*DATA EXTRACT:*
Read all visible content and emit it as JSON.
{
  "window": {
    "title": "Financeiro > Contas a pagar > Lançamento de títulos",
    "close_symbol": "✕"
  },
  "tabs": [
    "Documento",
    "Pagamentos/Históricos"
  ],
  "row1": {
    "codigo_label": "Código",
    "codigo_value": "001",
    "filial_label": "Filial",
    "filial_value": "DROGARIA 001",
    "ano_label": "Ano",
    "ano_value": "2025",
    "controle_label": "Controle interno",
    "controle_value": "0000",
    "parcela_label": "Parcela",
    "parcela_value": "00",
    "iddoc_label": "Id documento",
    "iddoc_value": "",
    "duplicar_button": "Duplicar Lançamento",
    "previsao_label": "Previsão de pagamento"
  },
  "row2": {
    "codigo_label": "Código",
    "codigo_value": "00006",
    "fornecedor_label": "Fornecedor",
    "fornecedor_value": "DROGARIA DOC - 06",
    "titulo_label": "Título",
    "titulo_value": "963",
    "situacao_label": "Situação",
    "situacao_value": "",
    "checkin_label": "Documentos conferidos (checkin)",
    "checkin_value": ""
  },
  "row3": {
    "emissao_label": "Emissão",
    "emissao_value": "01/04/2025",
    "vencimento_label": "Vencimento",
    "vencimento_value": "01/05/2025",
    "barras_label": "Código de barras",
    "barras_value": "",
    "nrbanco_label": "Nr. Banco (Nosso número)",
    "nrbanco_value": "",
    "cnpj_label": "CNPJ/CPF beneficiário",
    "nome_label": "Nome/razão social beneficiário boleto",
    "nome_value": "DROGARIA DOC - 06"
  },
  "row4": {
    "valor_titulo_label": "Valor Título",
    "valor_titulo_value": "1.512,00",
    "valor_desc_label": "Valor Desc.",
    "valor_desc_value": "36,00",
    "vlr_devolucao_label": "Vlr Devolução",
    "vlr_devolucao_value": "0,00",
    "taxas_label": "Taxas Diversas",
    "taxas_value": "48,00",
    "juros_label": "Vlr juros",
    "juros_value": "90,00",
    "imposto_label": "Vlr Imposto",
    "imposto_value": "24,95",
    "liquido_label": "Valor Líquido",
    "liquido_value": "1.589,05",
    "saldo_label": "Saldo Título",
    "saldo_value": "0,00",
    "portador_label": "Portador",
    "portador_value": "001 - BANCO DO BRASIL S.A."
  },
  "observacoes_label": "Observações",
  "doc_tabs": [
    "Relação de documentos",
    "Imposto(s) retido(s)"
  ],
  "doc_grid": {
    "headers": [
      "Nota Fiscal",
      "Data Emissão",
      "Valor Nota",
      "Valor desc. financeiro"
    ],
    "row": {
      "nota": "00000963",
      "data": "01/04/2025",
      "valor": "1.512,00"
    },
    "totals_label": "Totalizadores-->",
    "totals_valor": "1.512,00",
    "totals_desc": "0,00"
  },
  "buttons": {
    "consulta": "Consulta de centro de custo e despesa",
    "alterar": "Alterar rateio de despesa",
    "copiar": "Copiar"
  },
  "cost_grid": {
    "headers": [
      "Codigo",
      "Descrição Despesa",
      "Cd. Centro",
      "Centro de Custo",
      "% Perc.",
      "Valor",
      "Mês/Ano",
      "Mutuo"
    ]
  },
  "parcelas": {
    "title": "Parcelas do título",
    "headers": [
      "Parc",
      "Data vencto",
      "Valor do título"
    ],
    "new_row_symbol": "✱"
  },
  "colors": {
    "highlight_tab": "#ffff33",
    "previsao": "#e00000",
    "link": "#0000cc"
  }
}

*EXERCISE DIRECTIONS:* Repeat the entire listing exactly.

*RESPONSE TO THIS TASK:*
Read all visible content and emit it as JSON.
{
  "window": {
    "title": "Financeiro > Contas a pagar > Lançamento de títulos",
    "close_symbol": "✕"
  },
  "tabs": [
    "Documento",
    "Pagamentos/Históricos"
  ],
  "row1": {
    "codigo_label": "Código",
    "codigo_value": "001",
    "filial_label": "Filial",
    "filial_value": "DROGARIA 001",
    "ano_label": "Ano",
    "ano_value": "2025",
    "controle_label": "Controle interno",
    "controle_value": "0000",
    "parcela_label": "Parcela",
    "parcela_value": "00",
    "iddoc_label": "Id documento",
    "iddoc_value": "",
    "duplicar_button": "Duplicar Lançamento",
    "previsao_label": "Previsão de pagamento"
  },
  "row2": {
    "codigo_label": "Código",
    "codigo_value": "00006",
    "fornecedor_label": "Fornecedor",
    "fornecedor_value": "DROGARIA DOC - 06",
    "titulo_label": "Título",
    "titulo_value": "963",
    "situacao_label": "Situação",
    "situacao_value": "",
    "checkin_label": "Documentos conferidos (checkin)",
    "checkin_value": ""
  },
  "row3": {
    "emissao_label": "Emissão",
    "emissao_value": "01/04/2025",
    "vencimento_label": "Vencimento",
    "vencimento_value": "01/05/2025",
    "barras_label": "Código de barras",
    "barras_value": "",
    "nrbanco_label": "Nr. Banco (Nosso número)",
    "nrbanco_value": "",
    "cnpj_label": "CNPJ/CPF beneficiário",
    "nome_label": "Nome/razão social beneficiário boleto",
    "nome_value": "DROGARIA DOC - 06"
  },
  "row4": {
    "valor_titulo_label": "Valor Título",
    "valor_titulo_value": "1.512,00",
    "valor_desc_label": "Valor Desc.",
    "valor_desc_value": "36,00",
    "vlr_devolucao_label": "Vlr Devolução",
    "vlr_devolucao_value": "0,00",
    "taxas_label": "Taxas Diversas",
    "taxas_value": "48,00",
    "juros_label": "Vlr juros",
    "juros_value": "90,00",
    "imposto_label": "Vlr Imposto",
    "imposto_value": "24,95",
    "liquido_label": "Valor Líquido",
    "liquido_value": "1.589,05",
    "saldo_label": "Saldo Título",
    "saldo_value": "0,00",
    "portador_label": "Portador",
    "portador_value": "001 - BANCO DO BRASIL S.A."
  },
  "observacoes_label": "Observações",
  "doc_tabs": [
    "Relação de documentos",
    "Imposto(s) retido(s)"
  ],
  "doc_grid": {
    "headers": [
      "Nota Fiscal",
      "Data Emissão",
      "Valor Nota",
      "Valor desc. financeiro"
    ],
    "row": {
      "nota": "00000963",
      "data": "01/04/2025",
      "valor": "1.512,00"
    },
    "totals_label": "Totalizadores-->",
    "totals_valor": "1.512,00",
    "totals_desc": "0,00"
  },
  "buttons": {
    "consulta": "Consulta de centro de custo e despesa",
    "alterar": "Alterar rateio de despesa",
    "copiar": "Copiar"
  },
  "cost_grid": {
    "headers": [
      "Codigo",
      "Descrição Despesa",
      "Cd. Centro",
      "Centro de Custo",
      "% Perc.",
      "Valor",
      "Mês/Ano",
      "Mutuo"
    ]
  },
  "parcelas": {
    "title": "Parcelas do título",
    "headers": [
      "Parc",
      "Data vencto",
      "Valor do título"
    ],
    "new_row_symbol": "✱"
  },
  "colors": {
    "highlight_tab": "#ffff33",
    "previsao": "#e00000",
    "link": "#0000cc"
  }
}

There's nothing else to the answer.